Loot boxes cost money, rely on chance and are frequently overused, which fits the definition of gambling under Oklahoma law.
The video game industry has quickly grown into one of the highest grossing entertainment industries ever, but legislation has lagged behind. One of the current major issues is whether digital loot boxes should be considered gambling.
Loot boxes are a digital chest one can purchase that holds a series of random virtual items. Each item has a certain chance of appearing, with items designated as rare being infrequent yet extraordinary. It is completely random chance what items one receives.
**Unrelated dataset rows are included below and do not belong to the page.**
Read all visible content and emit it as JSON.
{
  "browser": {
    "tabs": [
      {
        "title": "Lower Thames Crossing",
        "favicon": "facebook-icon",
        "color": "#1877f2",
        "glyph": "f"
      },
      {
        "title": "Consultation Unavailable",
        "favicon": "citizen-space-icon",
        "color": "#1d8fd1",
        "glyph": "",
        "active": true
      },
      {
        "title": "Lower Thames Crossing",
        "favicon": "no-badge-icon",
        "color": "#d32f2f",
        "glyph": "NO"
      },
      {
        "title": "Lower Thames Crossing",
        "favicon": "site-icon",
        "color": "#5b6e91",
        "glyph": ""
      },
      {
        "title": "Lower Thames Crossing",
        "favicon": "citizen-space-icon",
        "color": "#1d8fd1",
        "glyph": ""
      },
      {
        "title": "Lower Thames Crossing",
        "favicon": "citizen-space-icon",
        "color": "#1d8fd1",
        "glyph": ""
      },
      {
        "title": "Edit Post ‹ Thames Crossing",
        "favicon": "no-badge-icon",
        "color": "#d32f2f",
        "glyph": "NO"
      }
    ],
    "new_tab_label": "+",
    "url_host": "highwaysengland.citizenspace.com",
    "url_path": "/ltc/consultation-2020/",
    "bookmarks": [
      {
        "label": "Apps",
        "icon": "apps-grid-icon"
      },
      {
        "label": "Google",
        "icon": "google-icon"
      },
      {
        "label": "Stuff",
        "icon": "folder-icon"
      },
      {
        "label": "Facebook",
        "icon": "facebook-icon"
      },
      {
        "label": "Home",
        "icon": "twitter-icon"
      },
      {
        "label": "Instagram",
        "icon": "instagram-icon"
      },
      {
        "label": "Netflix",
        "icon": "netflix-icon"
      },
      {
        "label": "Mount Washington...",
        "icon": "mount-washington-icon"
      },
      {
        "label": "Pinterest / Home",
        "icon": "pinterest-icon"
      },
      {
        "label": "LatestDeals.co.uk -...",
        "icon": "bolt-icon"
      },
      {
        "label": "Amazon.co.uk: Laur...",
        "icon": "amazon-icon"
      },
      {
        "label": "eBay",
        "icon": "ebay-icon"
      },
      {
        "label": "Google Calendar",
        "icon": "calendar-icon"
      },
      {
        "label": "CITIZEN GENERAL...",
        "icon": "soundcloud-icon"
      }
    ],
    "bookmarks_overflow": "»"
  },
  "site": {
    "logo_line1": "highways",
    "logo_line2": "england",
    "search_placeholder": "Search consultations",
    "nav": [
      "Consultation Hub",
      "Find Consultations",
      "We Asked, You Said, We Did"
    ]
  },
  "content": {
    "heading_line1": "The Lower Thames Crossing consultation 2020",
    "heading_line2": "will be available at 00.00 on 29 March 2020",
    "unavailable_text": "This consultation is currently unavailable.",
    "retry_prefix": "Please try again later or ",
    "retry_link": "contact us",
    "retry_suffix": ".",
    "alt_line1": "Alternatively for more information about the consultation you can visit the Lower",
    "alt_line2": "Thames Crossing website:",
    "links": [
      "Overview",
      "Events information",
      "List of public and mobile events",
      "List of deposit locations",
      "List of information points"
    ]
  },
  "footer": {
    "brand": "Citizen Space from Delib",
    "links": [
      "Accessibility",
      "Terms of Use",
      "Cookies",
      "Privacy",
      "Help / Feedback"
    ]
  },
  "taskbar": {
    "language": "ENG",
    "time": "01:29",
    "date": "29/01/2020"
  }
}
Loot boxes have been an issue for years in the gaming community because gamers feel that content which would have been previously free is now being locked away behind monetized barriers. There have also been similar fears that loot boxes containing in-game items may give players unfair advantages over their peers.
Loot boxes have recently been thrust into the forefront due to the enormous backlash concerning Electronic Arts’ video game “Star Wars Battlefront II.” Due to this, legislators such as Rep. Chris Lee of Hawaii and Sen. Kevin Ranker of Washington have been discussing the ramifications of the practice and its effects on video game’s normally young audience.
I believe that Oklahoma should follow in the footsteps of other states and acknowledge that loot boxes infringe on current gambling laws for the State of Oklahoma.
Understanding gambling laws in Oklahoma is important. The closest comparison between loot boxes and regular gambling is the slot machine. Both require a small amount of money for each pull and include a weighted but random chance of valuable winnings. Lesser-valued options have a higher probability of showing up while rarer options are less likely to appear.
According to Oklahoma Gambling Law, Statute 21-964, slot machines are defined as “any machine, instrument, mechanism or device that operates or may be played or operated mechanically, electrically, automatically or manually, and which can be played or operated by any person by paying to or depositing with any person, or by depositing with or into any cache, slot, or place a coin, chip, token, check, credit, money, representative of value or a thing of value, and by which play or operation such person will stand to win or lose, whether by skill or chance, or by both, a thing of value.”
This legal definition is broad in scope, and one can see how loot boxes fit into this definition. In video games, people purchase loot boxes through the use of physical money, or purchased digital currency. Upon receiving these loot boxes, one opens them and randomly receives items that can be used in game. It can be argued that as opposed to slot machines, one always receives a set of items in a loot box. However, in most loot box systems, some of the items received can be duplicates of previously-received items, and one only receives piddling rewards in the form of digital currency for them in place of a tangible item. While there is a difference here, it is extremely miniscule, and loot boxes should be still treated as slot machines under the law.
What’s more, the younger people who play these games are at a higher risk of developing gambling addictions due to the lack of complete brain development. In an article by the U.S. National Institute of Health’s National Library of Medicine, adolescents are two- to four-times more likely to experience gambling problems than their older peers.
According to the Entertainment Software Association, the trade association for video games in the United States, 18 percent of male video game players in the United States are under the age of 18, the largest amount of male players. Conversely, 11 percent of female players are under the age of 18, the second largest.
This is a large number of people who should not be legally or mentally involved in gambling of any form. Oklahoma citizens are required to be 18 years or older to gamble in land-based and online casinos, poker rooms, dog/horse racing and online sports betting. 16-year-olds are allowed to gamble at bingo halls. However, these laws do not affect video games and similar virtual applications.
In a statement to website Kotaku, Sen. Ranker stated, “It is unacceptable to be targeting our children with predatory gambling in a game with dancing bunnies or something.”
Oklahoma lawmakers should also sit down with video game publishers to figure out the best way to regulate loot boxes and acknowledge the dangerous effects they can have on video games’ younger playerbase.